=== AIM OF THE TASK ===
Produce a copy of every line in the records that holds the string "pareo".

─── DATA PROVIDED ───

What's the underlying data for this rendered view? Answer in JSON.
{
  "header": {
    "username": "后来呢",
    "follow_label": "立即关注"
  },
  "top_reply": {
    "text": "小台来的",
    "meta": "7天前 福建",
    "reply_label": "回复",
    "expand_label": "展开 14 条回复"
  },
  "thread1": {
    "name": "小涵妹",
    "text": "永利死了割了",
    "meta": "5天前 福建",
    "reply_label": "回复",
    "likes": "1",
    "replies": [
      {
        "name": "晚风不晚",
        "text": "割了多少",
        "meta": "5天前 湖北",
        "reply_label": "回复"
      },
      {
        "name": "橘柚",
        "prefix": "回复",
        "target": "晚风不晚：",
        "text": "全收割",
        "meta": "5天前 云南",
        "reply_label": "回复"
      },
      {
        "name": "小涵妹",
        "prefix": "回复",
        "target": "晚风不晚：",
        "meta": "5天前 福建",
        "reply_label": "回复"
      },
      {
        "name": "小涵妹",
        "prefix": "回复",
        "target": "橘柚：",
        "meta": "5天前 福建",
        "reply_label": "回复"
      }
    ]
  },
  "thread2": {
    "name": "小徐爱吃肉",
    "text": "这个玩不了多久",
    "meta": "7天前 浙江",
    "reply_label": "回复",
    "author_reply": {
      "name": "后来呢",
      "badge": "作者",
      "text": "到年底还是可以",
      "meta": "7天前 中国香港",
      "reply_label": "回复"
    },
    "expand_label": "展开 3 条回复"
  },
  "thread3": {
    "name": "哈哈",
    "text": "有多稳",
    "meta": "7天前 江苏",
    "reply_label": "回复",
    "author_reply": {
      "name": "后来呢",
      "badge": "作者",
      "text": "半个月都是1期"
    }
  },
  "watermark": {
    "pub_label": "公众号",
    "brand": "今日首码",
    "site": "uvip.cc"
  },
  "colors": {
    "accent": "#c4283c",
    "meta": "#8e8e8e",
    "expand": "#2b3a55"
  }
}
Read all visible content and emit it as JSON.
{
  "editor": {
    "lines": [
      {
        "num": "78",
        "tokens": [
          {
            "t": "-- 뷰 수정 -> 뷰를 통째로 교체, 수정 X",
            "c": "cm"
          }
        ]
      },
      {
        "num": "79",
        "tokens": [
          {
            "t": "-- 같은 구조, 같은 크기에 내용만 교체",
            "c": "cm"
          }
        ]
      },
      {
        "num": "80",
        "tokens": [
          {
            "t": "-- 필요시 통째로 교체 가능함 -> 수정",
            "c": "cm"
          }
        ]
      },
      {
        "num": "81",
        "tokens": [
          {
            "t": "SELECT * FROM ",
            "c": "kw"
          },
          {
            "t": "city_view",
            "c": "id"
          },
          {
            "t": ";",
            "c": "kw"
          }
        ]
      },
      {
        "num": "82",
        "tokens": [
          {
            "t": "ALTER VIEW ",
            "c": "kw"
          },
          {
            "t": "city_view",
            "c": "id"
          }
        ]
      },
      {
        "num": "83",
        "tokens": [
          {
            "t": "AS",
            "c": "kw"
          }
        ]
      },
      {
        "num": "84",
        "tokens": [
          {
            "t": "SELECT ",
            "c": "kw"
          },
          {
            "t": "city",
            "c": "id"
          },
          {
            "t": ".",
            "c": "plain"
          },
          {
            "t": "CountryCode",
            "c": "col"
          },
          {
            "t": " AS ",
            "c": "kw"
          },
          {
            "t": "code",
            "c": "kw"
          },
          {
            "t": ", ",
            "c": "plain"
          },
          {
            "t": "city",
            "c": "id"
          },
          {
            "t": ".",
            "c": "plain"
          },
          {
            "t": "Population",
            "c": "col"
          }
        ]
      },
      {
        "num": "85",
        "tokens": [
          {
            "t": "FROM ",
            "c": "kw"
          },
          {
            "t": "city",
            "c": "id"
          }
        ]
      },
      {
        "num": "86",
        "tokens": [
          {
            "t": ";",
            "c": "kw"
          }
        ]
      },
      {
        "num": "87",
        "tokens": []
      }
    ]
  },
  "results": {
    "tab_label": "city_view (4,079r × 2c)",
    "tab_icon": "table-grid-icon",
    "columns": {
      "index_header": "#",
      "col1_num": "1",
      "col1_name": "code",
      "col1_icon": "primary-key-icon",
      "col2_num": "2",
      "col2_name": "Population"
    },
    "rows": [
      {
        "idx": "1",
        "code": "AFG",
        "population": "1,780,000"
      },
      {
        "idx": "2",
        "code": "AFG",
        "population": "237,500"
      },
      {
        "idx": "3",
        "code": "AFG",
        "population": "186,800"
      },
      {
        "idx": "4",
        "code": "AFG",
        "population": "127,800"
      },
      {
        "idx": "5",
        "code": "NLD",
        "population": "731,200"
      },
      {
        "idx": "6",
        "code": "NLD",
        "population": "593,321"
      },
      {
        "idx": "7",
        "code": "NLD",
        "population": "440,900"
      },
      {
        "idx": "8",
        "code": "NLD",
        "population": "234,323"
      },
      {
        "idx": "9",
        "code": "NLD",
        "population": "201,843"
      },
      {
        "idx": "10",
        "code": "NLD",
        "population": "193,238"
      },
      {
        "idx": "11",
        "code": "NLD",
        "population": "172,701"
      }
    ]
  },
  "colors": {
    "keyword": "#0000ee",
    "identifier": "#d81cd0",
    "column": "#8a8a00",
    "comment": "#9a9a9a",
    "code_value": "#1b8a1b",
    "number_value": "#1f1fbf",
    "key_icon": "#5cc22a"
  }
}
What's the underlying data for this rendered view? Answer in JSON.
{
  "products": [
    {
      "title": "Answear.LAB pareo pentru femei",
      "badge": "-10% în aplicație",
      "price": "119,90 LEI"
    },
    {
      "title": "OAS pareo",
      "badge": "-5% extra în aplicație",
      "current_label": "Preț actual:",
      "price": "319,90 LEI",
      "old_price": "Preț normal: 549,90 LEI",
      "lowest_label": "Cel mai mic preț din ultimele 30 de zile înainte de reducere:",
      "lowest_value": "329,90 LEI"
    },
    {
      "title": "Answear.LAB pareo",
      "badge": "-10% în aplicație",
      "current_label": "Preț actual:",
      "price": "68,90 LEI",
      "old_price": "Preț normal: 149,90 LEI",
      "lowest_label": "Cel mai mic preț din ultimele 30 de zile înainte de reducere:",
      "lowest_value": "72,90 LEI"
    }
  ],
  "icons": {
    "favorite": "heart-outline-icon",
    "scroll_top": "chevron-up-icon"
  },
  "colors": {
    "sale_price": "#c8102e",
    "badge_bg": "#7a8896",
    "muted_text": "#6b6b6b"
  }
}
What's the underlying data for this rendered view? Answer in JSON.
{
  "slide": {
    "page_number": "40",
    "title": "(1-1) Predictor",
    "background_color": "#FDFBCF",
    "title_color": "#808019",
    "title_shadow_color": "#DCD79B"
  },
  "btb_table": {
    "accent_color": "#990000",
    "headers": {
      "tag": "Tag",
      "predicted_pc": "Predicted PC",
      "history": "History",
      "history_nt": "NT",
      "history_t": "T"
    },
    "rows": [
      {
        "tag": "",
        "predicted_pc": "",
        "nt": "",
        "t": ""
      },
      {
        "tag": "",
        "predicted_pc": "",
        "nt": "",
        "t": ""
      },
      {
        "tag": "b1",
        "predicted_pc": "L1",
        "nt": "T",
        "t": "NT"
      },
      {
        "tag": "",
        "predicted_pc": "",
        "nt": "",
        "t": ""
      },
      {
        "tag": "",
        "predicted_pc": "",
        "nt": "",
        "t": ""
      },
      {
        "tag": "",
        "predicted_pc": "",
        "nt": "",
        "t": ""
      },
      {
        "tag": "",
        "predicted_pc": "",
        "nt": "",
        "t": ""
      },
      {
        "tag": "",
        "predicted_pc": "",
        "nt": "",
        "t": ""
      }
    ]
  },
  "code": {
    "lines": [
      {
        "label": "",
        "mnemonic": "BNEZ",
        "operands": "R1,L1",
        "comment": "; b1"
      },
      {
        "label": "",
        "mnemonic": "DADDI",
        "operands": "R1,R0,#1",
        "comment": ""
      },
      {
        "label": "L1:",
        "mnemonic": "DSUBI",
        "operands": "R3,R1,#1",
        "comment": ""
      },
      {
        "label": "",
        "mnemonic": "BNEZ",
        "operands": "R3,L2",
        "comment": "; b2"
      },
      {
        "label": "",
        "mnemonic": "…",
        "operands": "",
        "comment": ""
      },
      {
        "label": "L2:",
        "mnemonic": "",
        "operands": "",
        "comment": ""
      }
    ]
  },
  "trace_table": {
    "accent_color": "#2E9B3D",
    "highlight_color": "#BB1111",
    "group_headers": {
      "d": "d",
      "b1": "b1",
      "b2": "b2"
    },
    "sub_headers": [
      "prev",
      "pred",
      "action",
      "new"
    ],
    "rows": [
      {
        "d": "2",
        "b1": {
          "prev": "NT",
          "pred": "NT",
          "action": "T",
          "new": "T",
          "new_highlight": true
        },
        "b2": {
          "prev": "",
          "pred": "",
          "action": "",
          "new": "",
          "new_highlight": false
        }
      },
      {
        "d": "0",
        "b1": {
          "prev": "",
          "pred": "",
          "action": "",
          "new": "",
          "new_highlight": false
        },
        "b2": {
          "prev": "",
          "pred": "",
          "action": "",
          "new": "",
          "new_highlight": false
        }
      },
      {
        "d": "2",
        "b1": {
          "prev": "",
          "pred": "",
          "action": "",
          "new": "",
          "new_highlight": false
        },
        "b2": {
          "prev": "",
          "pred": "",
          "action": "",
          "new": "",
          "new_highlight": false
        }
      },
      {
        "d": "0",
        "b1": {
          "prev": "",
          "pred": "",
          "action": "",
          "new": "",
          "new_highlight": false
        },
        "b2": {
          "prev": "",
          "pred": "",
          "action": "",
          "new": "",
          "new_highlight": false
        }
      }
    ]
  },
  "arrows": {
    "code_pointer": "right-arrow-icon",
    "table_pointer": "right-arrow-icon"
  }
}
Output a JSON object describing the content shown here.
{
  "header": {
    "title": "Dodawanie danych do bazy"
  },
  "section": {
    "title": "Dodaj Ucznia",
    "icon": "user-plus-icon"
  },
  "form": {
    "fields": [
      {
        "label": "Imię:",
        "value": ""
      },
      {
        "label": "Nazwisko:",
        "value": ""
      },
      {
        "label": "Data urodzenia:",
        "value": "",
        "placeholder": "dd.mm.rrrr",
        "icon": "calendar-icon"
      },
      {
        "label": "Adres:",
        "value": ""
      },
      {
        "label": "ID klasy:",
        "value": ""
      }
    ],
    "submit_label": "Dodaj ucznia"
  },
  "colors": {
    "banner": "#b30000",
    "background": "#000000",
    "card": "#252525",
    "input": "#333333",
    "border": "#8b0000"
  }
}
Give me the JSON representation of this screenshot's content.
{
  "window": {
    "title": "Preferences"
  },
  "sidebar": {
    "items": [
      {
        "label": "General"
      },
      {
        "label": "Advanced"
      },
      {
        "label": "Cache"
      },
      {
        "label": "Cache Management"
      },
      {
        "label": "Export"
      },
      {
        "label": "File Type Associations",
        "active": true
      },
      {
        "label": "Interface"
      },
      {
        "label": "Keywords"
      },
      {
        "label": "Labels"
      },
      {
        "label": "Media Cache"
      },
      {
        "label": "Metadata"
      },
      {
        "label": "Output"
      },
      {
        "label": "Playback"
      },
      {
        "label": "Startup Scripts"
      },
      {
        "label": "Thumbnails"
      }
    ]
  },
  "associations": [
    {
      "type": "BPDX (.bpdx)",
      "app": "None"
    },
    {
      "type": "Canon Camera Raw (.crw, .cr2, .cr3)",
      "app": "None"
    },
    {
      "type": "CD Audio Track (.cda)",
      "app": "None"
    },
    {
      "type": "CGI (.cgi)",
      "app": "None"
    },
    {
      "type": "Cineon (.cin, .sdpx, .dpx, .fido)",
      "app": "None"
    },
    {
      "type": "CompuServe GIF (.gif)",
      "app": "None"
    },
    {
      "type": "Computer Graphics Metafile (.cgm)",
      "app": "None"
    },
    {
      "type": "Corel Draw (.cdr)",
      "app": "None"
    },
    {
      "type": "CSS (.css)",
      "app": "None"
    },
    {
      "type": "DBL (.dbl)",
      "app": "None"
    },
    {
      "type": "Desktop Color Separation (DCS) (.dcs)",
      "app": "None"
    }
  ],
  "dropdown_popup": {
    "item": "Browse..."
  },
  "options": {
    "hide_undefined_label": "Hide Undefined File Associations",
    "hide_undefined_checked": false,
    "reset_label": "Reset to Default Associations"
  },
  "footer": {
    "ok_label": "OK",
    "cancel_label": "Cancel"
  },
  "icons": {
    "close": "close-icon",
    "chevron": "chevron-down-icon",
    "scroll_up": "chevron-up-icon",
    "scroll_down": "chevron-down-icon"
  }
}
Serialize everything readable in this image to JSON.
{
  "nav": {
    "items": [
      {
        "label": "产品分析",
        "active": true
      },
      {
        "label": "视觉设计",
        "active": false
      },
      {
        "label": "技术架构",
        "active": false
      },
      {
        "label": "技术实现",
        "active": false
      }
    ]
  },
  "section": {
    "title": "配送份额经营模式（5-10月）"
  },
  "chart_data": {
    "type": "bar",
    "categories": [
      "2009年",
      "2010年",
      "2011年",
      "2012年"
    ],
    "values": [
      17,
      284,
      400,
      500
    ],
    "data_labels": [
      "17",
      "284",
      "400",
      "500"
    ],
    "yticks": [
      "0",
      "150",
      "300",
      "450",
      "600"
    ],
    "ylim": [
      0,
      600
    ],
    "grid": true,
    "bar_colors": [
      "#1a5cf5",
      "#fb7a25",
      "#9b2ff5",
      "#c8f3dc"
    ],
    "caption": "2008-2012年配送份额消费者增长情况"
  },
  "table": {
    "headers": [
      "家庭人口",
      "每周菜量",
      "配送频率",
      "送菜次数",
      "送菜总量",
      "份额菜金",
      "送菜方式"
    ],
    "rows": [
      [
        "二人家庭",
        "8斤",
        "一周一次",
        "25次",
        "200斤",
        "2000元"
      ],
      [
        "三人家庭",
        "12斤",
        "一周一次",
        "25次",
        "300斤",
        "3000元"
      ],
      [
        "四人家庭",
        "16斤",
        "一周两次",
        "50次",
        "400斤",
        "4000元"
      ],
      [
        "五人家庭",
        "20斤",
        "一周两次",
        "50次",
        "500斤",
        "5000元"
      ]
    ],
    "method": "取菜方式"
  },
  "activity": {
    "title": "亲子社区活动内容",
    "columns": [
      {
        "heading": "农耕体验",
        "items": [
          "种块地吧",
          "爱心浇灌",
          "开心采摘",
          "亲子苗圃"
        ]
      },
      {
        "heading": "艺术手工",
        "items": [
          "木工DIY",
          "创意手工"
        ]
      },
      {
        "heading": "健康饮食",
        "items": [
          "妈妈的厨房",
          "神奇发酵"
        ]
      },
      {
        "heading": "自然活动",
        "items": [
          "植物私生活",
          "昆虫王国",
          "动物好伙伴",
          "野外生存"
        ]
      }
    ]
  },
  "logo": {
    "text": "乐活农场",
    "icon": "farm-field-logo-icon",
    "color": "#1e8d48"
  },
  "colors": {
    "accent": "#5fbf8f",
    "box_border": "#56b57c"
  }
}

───

=== SOLUTION TO THE EXERCISE ===
      "title": "Answear.LAB pareo pentru femei",
      "title": "OAS pareo",
      "title": "Answear.LAB pareo",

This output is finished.